Citizen's right. A young boy casts his father's vote in the Štúrovo referendum April 19.
"If not for that article, no one would have known about the referendum - neither the world, nor Slovakia, nor even half of Štúrovo."
Referendum committee member from polling station #1, who wished to remain anonymous.
The poll asked voters to say whether they wanted Slovakia to join NATO, whether they would accept nuclear weapons and foreign troops on Slovak soil, and whether the president should be directly elected by the people.
"This referendum was all about people believing that participating in public affairs is worthwhile, and not feeling there is no point in saying what they think because politicians decide things for themselves," said Štúrovo mayor Peter Oravec. "It's more than just a question of Presidents and NATO."
For the Slovak government, too, there was more at stake in the Štúrovo referendum than the poll's four questions might have implied. Having twice marred an identical but nation-wide referendum that had been called by former Slovak President Michal Kováč, Prime Minister Vladimír Mečiar would not be defied by the átúrovo City Council. Holding a referendum on national issues was beyond the competence of municipal bodies, he told the nation on his regular STV program 'What next, Mr. Prime Minister?', broadcast three days before the plebiscite.
"Don't do it, don't rush into conflict with state power, because we know how to enforce the law," he warned Štúrovo citizens. The day previous, the government daily Slovenská Republika had called on the government use force, if necessary, to prevent the staging of the referendum (see transcript on page 15). And on April 17, Nový Zámky district court official Marián Hatala chipped in with a court decision forbidding átúrovo City Council from going ahead with the poll.
Mečiar hammered the final nail home the same evening on Slovak Radio (Sro), telling the rebel city that "if you don't respect the appeal of the Prime Minister and temporary President, who is the only one who can call a referendum, then you shouldn't be surprised at what happens."
Nitra district police spokesman Peter Šuník reported on the day of the poll that no disturbances connected to the vote had occured, and that "if that Slovenská Republika article had not run, [no one would have doubted that] the referendum would have gone ahead totally peacefully and without problems of any kind."
But despite Sunday's calm, the government's campaign to keep citizens away affected the turnout. Preliminary figures released by Oravec's office indicated that only 47.8 percent of eligible Štúrovo voters (4,933 people) had participated in the referendum, and that 89.4 percent had been in favor of NATO membership and 97.2 percent approving of direct Presidential elections.
"People are afraid here, yes," said Oravec. "In the Slovak Republic, people know that even if they are in the right, that isn't necessarily going to protect them. People have perhaps too much groundless respect for power. They say to themselves, 'OK, I might be doing the right thing, but what if something happens?' And that 'something' occurs too often in this country, unfortunately."
Fear of reprisals, Oravec continued, had not been limited to átúrovo citizens. "We got a lot of telephone calls of support from around the country, but people were afraid to say who they were," he reported. "You could hear some of them crying on the phone, and they were saying hold on, and fight for us also, don't be afraid, what you are doing is beautiful.
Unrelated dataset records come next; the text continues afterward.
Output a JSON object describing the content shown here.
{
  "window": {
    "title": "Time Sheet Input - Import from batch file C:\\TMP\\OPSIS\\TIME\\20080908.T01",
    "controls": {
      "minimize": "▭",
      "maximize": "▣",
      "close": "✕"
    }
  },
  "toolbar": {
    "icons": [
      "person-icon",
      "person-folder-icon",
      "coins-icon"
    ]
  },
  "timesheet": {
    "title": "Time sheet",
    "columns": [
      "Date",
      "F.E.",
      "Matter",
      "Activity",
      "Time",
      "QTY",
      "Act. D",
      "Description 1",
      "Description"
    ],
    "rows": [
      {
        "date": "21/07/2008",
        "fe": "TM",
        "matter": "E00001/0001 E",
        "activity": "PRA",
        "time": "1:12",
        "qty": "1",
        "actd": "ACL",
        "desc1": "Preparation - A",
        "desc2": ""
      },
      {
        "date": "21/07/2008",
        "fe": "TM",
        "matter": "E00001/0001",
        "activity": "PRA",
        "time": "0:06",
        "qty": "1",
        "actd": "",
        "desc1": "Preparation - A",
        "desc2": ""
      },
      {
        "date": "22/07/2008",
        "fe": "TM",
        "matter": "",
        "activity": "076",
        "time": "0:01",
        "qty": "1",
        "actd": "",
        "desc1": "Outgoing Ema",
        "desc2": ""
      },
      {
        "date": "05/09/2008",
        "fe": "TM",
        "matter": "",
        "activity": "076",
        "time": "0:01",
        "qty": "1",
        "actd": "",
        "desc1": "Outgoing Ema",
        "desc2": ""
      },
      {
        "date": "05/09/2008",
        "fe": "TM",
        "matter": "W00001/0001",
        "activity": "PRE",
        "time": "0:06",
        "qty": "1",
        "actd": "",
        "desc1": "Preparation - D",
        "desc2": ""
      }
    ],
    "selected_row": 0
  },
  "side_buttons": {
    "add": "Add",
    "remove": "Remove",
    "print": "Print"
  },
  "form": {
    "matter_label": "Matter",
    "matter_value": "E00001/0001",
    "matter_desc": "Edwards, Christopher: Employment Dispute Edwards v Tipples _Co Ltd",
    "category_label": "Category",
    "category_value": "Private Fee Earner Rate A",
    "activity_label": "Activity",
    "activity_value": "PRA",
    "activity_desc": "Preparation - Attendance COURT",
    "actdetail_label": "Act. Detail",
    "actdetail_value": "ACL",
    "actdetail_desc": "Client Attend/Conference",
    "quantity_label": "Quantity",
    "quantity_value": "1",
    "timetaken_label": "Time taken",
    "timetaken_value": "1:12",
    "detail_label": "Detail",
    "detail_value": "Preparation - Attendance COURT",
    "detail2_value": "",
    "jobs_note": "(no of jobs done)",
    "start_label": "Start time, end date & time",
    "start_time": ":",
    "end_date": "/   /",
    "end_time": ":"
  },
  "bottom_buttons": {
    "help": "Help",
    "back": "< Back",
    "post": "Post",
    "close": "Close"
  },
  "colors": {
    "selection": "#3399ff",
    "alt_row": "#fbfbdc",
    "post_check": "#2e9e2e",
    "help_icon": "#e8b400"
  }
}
You are taking risks for us also. Those telephone calls came in some of the worst moments, with the Slovenská Republika article and so on."
Adam Belák, Chairman of the Central Referendum Committee, reported that after Mečiar's television appearance, "most of the people resigned who should have been on the various committees, and who happened to be employees of state bodies." Volunteers, he added, had quickly filled the empty places.
But other Štúrovo officials reported that the now-infamous article had actually produced a backlash among voters and the Slovak media, not only by its heavy-handed appeal for state intervention, but because of inflammatory claims that the átúrovo vote was a part of a campaign by Hungarian nationalists for autonomy in south Slovakia.
"If not for that article, no one would have known about the referendum - neither the world, nor Slovakia, nor even half of Štúrovo," said a referendum committee member from polling station #1, who wished to remain anonymous. "Yes, it frightened some people, but many others said they would vote just to spite the government."
Oravec said that the article had played a vital role in attracting international media attention to the vote, and in ensuring that the peace would be kept. "I was very satisfied with the media, especially with their quick and sensible reaction to that stupid and provocative article. Maybe they stopped the growth of the nationalistic undertones which [Republika] wanted to create." Oravec said that the ferocity of the anti-referendum campaign had come as "a terrible surprise," but that it had also been responsible for bringing human rights groups and news teams to Štúrovo from as far away as Frankfurt, England and Japan.
On the day, many voters said they had taken part in the referendum simply because they had the right to do so. "The Constitution gives me the right to do this," said one man who refused to give his name. "Last year I wasn't allowed to express my opinion."